▶ WHAT NEEDS TO BE DONE
After reading the records, print them all again exactly as they stand.

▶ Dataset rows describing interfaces
====

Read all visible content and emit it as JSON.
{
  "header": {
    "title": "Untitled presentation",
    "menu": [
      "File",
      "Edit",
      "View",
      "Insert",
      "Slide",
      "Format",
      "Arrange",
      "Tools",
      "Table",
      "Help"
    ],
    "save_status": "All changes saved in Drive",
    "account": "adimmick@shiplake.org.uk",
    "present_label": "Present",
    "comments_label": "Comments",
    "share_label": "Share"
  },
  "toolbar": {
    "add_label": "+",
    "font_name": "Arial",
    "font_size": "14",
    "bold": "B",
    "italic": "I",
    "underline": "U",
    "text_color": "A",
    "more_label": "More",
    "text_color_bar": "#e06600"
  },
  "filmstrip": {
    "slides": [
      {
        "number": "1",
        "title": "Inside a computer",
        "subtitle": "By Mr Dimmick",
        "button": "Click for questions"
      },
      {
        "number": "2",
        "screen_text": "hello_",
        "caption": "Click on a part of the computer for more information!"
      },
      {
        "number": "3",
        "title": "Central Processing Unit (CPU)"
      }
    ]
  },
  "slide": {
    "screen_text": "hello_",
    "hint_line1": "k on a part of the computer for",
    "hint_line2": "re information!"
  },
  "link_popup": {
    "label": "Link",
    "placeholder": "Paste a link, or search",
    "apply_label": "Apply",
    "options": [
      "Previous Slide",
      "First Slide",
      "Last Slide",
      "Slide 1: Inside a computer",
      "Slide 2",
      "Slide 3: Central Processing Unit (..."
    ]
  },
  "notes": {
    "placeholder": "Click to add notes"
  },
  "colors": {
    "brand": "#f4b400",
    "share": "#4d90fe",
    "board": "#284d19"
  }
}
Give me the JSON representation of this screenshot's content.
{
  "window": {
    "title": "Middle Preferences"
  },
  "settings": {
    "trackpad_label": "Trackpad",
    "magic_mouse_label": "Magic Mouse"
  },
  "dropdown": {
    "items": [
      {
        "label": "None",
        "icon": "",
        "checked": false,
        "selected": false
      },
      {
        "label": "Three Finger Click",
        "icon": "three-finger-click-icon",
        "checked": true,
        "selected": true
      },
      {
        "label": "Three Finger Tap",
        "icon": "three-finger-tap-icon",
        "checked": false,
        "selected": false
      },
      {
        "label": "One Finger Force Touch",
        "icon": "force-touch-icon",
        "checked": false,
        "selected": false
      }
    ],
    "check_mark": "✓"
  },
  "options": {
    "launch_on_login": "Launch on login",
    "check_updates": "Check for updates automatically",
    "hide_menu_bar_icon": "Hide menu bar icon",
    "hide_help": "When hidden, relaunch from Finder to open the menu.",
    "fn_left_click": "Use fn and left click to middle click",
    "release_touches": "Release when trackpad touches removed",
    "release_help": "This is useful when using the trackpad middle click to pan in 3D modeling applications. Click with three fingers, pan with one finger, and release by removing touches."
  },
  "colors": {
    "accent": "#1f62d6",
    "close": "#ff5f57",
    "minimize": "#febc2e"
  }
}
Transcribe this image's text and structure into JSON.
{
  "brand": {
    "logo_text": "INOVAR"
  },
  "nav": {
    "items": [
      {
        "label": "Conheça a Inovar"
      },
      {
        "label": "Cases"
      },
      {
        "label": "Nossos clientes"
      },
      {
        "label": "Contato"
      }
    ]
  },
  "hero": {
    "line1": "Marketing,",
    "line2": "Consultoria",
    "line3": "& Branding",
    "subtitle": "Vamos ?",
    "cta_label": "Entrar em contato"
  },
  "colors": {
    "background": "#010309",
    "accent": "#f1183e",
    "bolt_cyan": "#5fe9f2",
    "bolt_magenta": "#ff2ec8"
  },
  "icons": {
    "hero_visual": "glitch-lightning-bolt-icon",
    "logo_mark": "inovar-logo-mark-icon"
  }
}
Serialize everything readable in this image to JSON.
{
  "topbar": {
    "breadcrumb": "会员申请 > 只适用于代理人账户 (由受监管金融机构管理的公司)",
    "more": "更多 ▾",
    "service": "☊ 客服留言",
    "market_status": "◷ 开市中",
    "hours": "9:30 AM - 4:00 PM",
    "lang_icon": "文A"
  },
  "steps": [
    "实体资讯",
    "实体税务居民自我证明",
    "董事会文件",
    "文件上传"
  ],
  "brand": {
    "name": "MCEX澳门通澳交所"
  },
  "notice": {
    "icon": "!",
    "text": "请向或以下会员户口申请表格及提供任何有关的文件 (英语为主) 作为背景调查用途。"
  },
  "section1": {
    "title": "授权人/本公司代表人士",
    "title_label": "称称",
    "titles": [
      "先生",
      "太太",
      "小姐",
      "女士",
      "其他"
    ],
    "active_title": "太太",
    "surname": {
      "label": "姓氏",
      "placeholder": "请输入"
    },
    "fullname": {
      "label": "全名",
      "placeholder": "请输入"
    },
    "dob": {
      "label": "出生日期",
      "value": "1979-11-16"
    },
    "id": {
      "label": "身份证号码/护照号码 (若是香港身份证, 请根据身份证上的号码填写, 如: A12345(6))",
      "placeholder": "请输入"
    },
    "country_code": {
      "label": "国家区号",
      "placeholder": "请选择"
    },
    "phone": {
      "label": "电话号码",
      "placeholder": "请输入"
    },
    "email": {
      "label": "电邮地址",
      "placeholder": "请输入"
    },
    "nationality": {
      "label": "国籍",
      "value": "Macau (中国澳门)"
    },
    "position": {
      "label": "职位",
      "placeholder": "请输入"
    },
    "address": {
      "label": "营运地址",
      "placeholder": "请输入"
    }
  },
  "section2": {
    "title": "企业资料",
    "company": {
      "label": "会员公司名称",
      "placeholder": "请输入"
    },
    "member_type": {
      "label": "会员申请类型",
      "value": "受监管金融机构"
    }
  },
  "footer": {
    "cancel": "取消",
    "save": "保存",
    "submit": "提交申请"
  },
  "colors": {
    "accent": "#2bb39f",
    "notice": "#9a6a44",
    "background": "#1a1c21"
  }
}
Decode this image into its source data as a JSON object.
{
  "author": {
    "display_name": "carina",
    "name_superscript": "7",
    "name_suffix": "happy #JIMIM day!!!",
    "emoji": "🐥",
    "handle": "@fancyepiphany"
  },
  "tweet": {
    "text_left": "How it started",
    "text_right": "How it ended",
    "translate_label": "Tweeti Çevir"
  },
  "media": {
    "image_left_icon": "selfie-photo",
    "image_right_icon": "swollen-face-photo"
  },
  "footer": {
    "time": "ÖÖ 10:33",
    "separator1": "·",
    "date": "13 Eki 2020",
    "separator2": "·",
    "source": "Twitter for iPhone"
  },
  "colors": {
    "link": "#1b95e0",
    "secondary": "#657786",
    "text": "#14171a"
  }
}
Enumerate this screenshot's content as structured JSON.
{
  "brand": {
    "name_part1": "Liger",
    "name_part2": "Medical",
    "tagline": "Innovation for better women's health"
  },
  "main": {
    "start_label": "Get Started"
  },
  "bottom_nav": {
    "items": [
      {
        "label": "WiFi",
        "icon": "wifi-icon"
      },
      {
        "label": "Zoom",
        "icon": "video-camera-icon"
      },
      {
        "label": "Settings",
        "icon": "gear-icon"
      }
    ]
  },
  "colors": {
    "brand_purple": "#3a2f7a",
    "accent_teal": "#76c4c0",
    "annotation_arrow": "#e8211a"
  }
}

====

▶ THE ANSWER
Read all visible content and emit it as JSON.
{
  "header": {
    "title": "Untitled presentation",
    "menu": [
      "File",
      "Edit",
      "View",
      "Insert",
      "Slide",
      "Format",
      "Arrange",
      "Tools",
      "Table",
      "Help"
    ],
    "save_status": "All changes saved in Drive",
    "account": "adimmick@shiplake.org.uk",
    "present_label": "Present",
    "comments_label": "Comments",
    "share_label": "Share"
  },
  "toolbar": {
    "add_label": "+",
    "font_name": "Arial",
    "font_size": "14",
    "bold": "B",
    "italic": "I",
    "underline": "U",
    "text_color": "A",
    "more_label": "More",
    "text_color_bar": "#e06600"
  },
  "filmstrip": {
    "slides": [
      {
        "number": "1",
        "title": "Inside a computer",
        "subtitle": "By Mr Dimmick",
        "button": "Click for questions"
      },
      {
        "number": "2",
        "screen_text": "hello_",
        "caption": "Click on a part of the computer for more information!"
      },
      {
        "number": "3",
        "title": "Central Processing Unit (CPU)"
      }
    ]
  },
  "slide": {
    "screen_text": "hello_",
    "hint_line1": "k on a part of the computer for",
    "hint_line2": "re information!"
  },
  "link_popup": {
    "label": "Link",
    "placeholder": "Paste a link, or search",
    "apply_label": "Apply",
    "options": [
      "Previous Slide",
      "First Slide",
      "Last Slide",
      "Slide 1: Inside a computer",
      "Slide 2",
      "Slide 3: Central Processing Unit (..."
    ]
  },
  "notes": {
    "placeholder": "Click to add notes"
  },
  "colors": {
    "brand": "#f4b400",
    "share": "#4d90fe",
    "board": "#284d19"
  }
}
Give me the JSON representation of this screenshot's content.
{
  "window": {
    "title": "Middle Preferences"
  },
  "settings": {
    "trackpad_label": "Trackpad",
    "magic_mouse_label": "Magic Mouse"
  },
  "dropdown": {
    "items": [
      {
        "label": "None",
        "icon": "",
        "checked": false,
        "selected": false
      },
      {
        "label": "Three Finger Click",
        "icon": "three-finger-click-icon",
        "checked": true,
        "selected": true
      },
      {
        "label": "Three Finger Tap",
        "icon": "three-finger-tap-icon",
        "checked": false,
        "selected": false
      },
      {
        "label": "One Finger Force Touch",
        "icon": "force-touch-icon",
        "checked": false,
        "selected": false
      }
    ],
    "check_mark": "✓"
  },
  "options": {
    "launch_on_login": "Launch on login",
    "check_updates": "Check for updates automatically",
    "hide_menu_bar_icon": "Hide menu bar icon",
    "hide_help": "When hidden, relaunch from Finder to open the menu.",
    "fn_left_click": "Use fn and left click to middle click",
    "release_touches": "Release when trackpad touches removed",
    "release_help": "This is useful when using the trackpad middle click to pan in 3D modeling applications. Click with three fingers, pan with one finger, and release by removing touches."
  },
  "colors": {
    "accent": "#1f62d6",
    "close": "#ff5f57",
    "minimize": "#febc2e"
  }
}
Transcribe this image's text and structure into JSON.
{
  "brand": {
    "logo_text": "INOVAR"
  },
  "nav": {
    "items": [
      {
        "label": "Conheça a Inovar"
      },
      {
        "label": "Cases"
      },
      {
        "label": "Nossos clientes"
      },
      {
        "label": "Contato"
      }
    ]
  },
  "hero": {
    "line1": "Marketing,",
    "line2": "Consultoria",
    "line3": "& Branding",
    "subtitle": "Vamos ?",
    "cta_label": "Entrar em contato"
  },
  "colors": {
    "background": "#010309",
    "accent": "#f1183e",
    "bolt_cyan": "#5fe9f2",
    "bolt_magenta": "#ff2ec8"
  },
  "icons": {
    "hero_visual": "glitch-lightning-bolt-icon",
    "logo_mark": "inovar-logo-mark-icon"
  }
}
Serialize everything readable in this image to JSON.
{
  "topbar": {
    "breadcrumb": "会员申请 > 只适用于代理人账户 (由受监管金融机构管理的公司)",
    "more": "更多 ▾",
    "service": "☊ 客服留言",
    "market_status": "◷ 开市中",
    "hours": "9:30 AM - 4:00 PM",
    "lang_icon": "文A"
  },
  "steps": [
    "实体资讯",
    "实体税务居民自我证明",
    "董事会文件",
    "文件上传"
  ],
  "brand": {
    "name": "MCEX澳门通澳交所"
  },
  "notice": {
    "icon": "!",
    "text": "请向或以下会员户口申请表格及提供任何有关的文件 (英语为主) 作为背景调查用途。"
  },
  "section1": {
    "title": "授权人/本公司代表人士",
    "title_label": "称称",
    "titles": [
      "先生",
      "太太",
      "小姐",
      "女士",
      "其他"
    ],
    "active_title": "太太",
    "surname": {
      "label": "姓氏",
      "placeholder": "请输入"
    },
    "fullname": {
      "label": "全名",
      "placeholder": "请输入"
    },
    "dob": {
      "label": "出生日期",
      "value": "1979-11-16"
    },
    "id": {
      "label": "身份证号码/护照号码 (若是香港身份证, 请根据身份证上的号码填写, 如: A12345(6))",
      "placeholder": "请输入"
    },
    "country_code": {
      "label": "国家区号",
      "placeholder": "请选择"
    },
    "phone": {
      "label": "电话号码",
      "placeholder": "请输入"
    },
    "email": {
      "label": "电邮地址",
      "placeholder": "请输入"
    },
    "nationality": {
      "label": "国籍",
      "value": "Macau (中国澳门)"
    },
    "position": {
      "label": "职位",
      "placeholder": "请输入"
    },
    "address": {
      "label": "营运地址",
      "placeholder": "请输入"
    }
  },
  "section2": {
    "title": "企业资料",
    "company": {
      "label": "会员公司名称",
      "placeholder": "请输入"
    },
    "member_type": {
      "label": "会员申请类型",
      "value": "受监管金融机构"
    }
  },
  "footer": {
    "cancel": "取消",
    "save": "保存",
    "submit": "提交申请"
  },
  "colors": {
    "accent": "#2bb39f",
    "notice": "#9a6a44",
    "background": "#1a1c21"
  }
}
Decode this image into its source data as a JSON object.
{
  "author": {
    "display_name": "carina",
    "name_superscript": "7",
    "name_suffix": "happy #JIMIM day!!!",
    "emoji": "🐥",
    "handle": "@fancyepiphany"
  },
  "tweet": {
    "text_left": "How it started",
    "text_right": "How it ended",
    "translate_label": "Tweeti Çevir"
  },
  "media": {
    "image_left_icon": "selfie-photo",
    "image_right_icon": "swollen-face-photo"
  },
  "footer": {
    "time": "ÖÖ 10:33",
    "separator1": "·",
    "date": "13 Eki 2020",
    "separator2": "·",
    "source": "Twitter for iPhone"
  },
  "colors": {
    "link": "#1b95e0",
    "secondary": "#657786",
    "text": "#14171a"
  }
}
Enumerate this screenshot's content as structured JSON.
{
  "brand": {
    "name_part1": "Liger",
    "name_part2": "Medical",
    "tagline": "Innovation for better women's health"
  },
  "main": {
    "start_label": "Get Started"
  },
  "bottom_nav": {
    "items": [
      {
        "label": "WiFi",
        "icon": "wifi-icon"
      },
      {
        "label": "Zoom",
        "icon": "video-camera-icon"
      },
      {
        "label": "Settings",
        "icon": "gear-icon"
      }
    ]
  },
  "colors": {
    "brand_purple": "#3a2f7a",
    "accent_teal": "#76c4c0",
    "annotation_arrow": "#e8211a"
  }
}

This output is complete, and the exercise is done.